Despite bringing a radical redesign of iOS, the first in the history of the iPhone, iOS 7 adoption picked off very quickly, immediately making headlines after launch – not that it wouldn’t make headlines anyway. One company even provided a real-time graph of the migration from iOS 6. After the initial surge, things started to quiet down and the adoption slowed considerably. Now, about a month later, the same data shows iOS 7 already installed on 72.5% of Apple mobile devices. In the absence of official data, other reports claim the adoption rate was actually lower compared to the transition to iOS 6 a year ago. In either case, both follow the same overall pattern: very quick adoption in the first few days, followed by steady growth in the coming weeks and months.
Playing around a little with the data available online from Mixpanel, I tried to find a model to fit the available data and make a rough forecast on how adoption will evolve. A linear growth is not really suited for this case, since the data is in percentages and as such the iOS 7 numbers cannot exceed 100. In the past I also used a Markov model to try predicting how the browser market share would evolve, but that one is also a poor fit in this situation; it tends to quickly converge on a stable state, predicting that the two competing versions will stay at the current split indefinitely. Finally I settled on a modified hyperbolic function, under the assumption the iOS 7 will continue to grow slowly until it reaches saturation around 96% – the rest being users on older versions, a situation very similar to before v7 was launched.
I won’t go into the details of how I modeled this in Excel, suffice to say it fits the current evolution surprisingly well, as you can see in the graph below. Extrapolating the result into the future, iOS 7 should reach a 80% share three months after launch, somewhere around 15th December. Of course, the quality of this forecast depends on the underlying data; I’m not sure how reliable it can be, since the company tends to update the figures a couple of days back. Also, the current trend could easily change once Apple releases minor updates for iOS, especially to fix some of the reported problems on the iPad.

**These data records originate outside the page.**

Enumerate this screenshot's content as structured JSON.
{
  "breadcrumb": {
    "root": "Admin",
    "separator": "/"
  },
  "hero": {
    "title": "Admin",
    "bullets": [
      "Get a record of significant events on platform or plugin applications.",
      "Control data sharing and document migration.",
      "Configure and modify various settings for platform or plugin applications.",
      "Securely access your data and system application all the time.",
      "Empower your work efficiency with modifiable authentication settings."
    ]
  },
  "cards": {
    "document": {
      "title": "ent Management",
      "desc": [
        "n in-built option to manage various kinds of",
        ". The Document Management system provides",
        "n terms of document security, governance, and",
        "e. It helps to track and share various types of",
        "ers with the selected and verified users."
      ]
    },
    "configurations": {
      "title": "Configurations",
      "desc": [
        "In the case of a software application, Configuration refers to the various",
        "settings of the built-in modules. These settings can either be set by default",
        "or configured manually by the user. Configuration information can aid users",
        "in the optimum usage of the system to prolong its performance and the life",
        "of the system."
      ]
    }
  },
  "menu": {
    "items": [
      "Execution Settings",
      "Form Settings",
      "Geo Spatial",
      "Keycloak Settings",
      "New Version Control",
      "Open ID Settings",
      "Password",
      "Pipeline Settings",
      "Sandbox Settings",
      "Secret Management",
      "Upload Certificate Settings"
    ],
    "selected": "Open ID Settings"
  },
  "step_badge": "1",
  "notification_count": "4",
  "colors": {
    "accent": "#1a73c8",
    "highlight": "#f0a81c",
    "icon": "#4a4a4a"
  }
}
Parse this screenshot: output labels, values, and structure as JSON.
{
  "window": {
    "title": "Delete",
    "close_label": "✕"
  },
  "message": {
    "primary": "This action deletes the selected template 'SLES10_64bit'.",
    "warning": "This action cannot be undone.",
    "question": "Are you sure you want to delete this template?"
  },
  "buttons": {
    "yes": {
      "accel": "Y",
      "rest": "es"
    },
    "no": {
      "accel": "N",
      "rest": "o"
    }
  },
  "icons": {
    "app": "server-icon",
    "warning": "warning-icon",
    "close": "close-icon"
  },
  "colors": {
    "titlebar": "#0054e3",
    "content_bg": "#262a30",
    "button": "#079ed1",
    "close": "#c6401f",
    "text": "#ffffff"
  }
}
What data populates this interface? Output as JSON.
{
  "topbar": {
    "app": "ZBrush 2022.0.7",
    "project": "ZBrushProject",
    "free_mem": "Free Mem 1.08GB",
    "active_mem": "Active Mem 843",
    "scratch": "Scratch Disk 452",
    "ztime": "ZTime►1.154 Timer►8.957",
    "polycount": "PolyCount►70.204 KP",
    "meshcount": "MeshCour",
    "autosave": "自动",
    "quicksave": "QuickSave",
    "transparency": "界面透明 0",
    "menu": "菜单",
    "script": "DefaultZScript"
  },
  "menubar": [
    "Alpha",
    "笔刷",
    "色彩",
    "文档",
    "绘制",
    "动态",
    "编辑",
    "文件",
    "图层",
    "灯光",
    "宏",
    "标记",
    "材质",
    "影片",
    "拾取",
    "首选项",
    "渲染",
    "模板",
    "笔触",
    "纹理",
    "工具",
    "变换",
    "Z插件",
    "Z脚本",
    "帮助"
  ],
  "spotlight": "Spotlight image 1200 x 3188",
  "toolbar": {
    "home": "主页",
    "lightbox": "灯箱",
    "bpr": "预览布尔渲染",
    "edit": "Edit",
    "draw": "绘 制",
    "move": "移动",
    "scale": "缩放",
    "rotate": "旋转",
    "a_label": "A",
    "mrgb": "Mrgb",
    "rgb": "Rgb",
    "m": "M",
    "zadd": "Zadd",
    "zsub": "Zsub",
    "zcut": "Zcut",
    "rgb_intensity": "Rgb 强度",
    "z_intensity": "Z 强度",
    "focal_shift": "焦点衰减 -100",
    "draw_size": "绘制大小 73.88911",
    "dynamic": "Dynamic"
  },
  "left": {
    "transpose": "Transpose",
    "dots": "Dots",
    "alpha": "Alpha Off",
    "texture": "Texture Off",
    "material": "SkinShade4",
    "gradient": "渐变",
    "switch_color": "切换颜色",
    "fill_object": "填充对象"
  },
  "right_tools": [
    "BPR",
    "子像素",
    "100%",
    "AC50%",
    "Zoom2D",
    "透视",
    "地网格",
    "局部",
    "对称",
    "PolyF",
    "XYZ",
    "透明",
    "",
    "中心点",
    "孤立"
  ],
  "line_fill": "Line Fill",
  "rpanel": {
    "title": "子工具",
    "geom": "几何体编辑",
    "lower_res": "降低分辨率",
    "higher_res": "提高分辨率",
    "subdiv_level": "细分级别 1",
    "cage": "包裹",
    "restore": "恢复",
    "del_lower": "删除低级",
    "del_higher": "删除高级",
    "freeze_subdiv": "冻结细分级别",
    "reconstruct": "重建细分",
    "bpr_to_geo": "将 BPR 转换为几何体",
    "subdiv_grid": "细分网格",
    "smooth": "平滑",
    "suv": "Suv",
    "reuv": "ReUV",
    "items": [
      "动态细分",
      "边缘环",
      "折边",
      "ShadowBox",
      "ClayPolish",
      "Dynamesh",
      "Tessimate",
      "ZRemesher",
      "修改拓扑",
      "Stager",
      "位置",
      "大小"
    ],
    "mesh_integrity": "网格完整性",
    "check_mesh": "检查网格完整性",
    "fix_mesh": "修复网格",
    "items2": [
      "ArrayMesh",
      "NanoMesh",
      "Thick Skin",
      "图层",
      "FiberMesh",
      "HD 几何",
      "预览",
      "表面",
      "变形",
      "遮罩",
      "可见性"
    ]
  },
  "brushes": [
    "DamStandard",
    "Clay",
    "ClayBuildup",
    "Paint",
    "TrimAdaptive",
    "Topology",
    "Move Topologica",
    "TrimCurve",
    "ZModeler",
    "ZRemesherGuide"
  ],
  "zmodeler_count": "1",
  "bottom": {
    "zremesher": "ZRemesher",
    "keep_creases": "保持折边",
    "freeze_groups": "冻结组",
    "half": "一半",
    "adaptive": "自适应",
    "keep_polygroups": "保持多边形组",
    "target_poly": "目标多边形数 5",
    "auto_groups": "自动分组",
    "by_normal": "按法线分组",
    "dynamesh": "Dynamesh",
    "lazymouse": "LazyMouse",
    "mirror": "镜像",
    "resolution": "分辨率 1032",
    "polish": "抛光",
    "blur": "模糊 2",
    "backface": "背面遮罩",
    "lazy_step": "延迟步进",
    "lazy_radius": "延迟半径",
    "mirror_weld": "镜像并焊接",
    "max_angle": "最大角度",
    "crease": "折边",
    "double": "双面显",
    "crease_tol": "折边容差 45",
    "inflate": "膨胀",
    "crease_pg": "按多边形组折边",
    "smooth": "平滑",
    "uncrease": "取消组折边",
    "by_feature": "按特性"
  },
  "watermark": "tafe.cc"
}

There can be several explanations for the slowing adoption, and they also seem to be more-or-less the same as last year. Older devices cannot upgrade to the new OS, or could, but with big performance hits, as is the case for the iPhone 4. iPad owners apparently update slower than iPhone users, according to last year’s study from Chitika, and iPod users are the slowest. Some data points from the current year support this pattern, with iPod Touch users mostly sticking to iOS 6. And, of course, people could be actively delaying the upgrade because they are happy with the previous version and aren’t ready for a big change. Personally I was also planning on staying on iOS 6 at least until iOS 7.1 launched, but curiosity got the best of me and I made the switch a week ago. I didn’t find the new design as horrible as some people painted it, I generally like it, but some of the missing features are quite irritating. But more on that some other time!